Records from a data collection
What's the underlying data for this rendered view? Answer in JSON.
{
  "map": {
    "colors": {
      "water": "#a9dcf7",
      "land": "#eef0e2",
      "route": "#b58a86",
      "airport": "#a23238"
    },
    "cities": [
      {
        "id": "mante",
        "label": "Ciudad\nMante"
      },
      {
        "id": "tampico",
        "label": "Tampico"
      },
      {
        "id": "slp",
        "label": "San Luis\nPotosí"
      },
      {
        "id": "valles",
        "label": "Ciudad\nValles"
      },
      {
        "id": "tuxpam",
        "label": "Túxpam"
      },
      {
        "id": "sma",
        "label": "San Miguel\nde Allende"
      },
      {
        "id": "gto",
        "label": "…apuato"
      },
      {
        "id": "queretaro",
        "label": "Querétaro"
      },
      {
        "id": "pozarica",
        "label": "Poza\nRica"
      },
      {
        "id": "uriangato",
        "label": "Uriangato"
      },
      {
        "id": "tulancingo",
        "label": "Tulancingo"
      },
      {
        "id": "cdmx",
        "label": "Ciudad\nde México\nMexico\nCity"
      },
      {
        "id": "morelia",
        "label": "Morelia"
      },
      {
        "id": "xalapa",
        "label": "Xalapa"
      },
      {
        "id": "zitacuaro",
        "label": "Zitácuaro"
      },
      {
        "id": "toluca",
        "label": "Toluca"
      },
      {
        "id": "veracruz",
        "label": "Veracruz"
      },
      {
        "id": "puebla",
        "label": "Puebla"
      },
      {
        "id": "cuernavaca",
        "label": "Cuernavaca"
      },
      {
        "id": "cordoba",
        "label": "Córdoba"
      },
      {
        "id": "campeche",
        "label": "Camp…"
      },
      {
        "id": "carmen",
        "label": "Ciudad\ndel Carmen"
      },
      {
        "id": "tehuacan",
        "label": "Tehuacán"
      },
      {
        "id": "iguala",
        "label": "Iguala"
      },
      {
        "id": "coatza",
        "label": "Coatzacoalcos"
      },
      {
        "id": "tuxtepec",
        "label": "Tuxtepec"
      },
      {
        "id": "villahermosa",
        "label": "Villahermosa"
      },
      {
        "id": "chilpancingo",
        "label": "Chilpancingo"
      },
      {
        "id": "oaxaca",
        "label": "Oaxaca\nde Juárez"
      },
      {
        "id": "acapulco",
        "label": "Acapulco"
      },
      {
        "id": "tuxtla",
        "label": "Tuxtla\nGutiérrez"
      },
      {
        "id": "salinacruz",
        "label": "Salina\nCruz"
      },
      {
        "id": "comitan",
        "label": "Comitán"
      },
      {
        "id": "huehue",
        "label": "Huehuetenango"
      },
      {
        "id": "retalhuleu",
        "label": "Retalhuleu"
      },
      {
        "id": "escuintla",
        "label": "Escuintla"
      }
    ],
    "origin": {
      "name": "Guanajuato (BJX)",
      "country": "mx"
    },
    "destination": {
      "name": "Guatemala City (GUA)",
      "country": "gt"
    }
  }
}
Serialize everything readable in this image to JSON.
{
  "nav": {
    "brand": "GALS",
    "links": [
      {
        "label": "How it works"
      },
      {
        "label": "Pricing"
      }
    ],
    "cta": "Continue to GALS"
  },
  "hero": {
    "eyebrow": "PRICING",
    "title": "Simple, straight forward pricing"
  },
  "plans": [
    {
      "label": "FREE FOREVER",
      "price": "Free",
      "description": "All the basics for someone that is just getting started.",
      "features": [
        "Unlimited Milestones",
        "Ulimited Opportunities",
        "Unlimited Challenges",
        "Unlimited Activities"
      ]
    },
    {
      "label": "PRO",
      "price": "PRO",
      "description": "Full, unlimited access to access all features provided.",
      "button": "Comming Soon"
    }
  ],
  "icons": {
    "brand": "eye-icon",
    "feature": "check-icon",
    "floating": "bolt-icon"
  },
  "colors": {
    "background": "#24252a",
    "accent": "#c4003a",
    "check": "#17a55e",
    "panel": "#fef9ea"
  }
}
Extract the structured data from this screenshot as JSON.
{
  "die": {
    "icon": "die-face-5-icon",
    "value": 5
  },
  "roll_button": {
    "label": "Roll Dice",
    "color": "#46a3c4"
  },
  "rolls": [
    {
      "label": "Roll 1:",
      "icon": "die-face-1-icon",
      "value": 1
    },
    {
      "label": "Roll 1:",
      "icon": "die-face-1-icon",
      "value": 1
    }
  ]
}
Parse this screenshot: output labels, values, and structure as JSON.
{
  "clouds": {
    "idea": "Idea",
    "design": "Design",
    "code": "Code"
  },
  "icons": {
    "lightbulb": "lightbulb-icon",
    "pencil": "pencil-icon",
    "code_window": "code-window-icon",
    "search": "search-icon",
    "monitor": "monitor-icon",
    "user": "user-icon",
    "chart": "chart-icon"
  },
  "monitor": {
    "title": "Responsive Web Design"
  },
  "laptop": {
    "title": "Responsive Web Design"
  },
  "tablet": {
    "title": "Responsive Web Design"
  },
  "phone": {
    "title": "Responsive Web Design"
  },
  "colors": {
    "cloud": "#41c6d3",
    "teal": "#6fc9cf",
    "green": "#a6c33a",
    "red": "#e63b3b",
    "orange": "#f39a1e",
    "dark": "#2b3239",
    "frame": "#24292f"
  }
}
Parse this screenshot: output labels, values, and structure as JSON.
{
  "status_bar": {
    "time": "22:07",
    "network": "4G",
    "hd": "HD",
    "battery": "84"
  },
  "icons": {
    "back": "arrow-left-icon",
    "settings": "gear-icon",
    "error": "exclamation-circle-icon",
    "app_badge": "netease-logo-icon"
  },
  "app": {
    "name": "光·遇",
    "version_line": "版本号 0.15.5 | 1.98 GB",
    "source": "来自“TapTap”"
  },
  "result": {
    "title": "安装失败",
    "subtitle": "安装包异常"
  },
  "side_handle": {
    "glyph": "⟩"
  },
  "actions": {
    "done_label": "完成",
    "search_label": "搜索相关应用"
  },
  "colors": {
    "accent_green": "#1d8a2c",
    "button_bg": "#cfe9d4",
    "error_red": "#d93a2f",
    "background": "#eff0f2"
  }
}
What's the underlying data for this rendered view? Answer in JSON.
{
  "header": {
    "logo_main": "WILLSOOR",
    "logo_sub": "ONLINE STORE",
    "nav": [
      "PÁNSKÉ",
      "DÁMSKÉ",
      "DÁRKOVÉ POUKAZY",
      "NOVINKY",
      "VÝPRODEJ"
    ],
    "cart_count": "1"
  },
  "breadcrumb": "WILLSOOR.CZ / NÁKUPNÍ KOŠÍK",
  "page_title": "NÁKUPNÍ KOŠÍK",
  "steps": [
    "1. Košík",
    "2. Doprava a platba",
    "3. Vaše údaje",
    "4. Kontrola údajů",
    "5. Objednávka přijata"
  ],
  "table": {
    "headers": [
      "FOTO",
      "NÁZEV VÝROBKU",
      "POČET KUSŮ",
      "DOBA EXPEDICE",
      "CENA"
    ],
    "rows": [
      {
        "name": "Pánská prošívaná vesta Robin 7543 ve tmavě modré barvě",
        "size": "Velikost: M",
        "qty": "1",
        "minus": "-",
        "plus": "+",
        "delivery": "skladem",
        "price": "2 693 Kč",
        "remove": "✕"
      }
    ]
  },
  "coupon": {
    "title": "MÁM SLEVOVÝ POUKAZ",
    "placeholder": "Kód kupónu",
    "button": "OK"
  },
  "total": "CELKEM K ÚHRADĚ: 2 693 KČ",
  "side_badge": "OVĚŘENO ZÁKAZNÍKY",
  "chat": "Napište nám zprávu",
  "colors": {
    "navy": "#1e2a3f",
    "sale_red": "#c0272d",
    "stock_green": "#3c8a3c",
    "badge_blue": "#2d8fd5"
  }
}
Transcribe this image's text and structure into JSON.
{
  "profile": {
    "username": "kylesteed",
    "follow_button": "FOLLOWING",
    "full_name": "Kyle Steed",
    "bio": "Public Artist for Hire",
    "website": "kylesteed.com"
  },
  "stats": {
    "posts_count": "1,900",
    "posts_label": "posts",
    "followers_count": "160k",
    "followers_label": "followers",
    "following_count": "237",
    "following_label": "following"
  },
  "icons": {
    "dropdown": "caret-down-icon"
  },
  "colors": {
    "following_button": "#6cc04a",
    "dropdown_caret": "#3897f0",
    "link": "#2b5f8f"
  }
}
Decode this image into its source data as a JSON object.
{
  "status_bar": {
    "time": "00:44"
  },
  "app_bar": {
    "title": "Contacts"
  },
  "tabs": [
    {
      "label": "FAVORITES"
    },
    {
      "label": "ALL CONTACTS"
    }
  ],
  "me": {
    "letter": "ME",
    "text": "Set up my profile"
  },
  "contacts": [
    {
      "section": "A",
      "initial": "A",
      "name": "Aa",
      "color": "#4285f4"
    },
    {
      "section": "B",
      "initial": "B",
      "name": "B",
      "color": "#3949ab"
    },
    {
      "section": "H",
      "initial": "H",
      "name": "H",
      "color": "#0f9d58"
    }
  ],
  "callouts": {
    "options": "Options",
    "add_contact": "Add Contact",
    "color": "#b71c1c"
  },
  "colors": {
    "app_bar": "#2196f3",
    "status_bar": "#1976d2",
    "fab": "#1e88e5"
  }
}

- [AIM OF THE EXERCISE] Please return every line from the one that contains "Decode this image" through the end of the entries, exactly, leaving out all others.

- [TASK RESULT]
Decode this image into its source data as a JSON object.
{
  "status_bar": {
    "time": "00:44"
  },
  "app_bar": {
    "title": "Contacts"
  },
  "tabs": [
    {
      "label": "FAVORITES"
    },
    {
      "label": "ALL CONTACTS"
    }
  ],
  "me": {
    "letter": "ME",
    "text": "Set up my profile"
  },
  "contacts": [
    {
      "section": "A",
      "initial": "A",
      "name": "Aa",
      "color": "#4285f4"
    },
    {
      "section": "B",
      "initial": "B",
      "name": "B",
      "color": "#3949ab"
    },
    {
      "section": "H",
      "initial": "H",
      "name": "H",
      "color": "#0f9d58"
    }
  ],
  "callouts": {
    "options": "Options",
    "add_contact": "Add Contact",
    "color": "#b71c1c"
  },
  "colors": {
    "app_bar": "#2196f3",
    "status_bar": "#1976d2",
    "fab": "#1e88e5"
  }
}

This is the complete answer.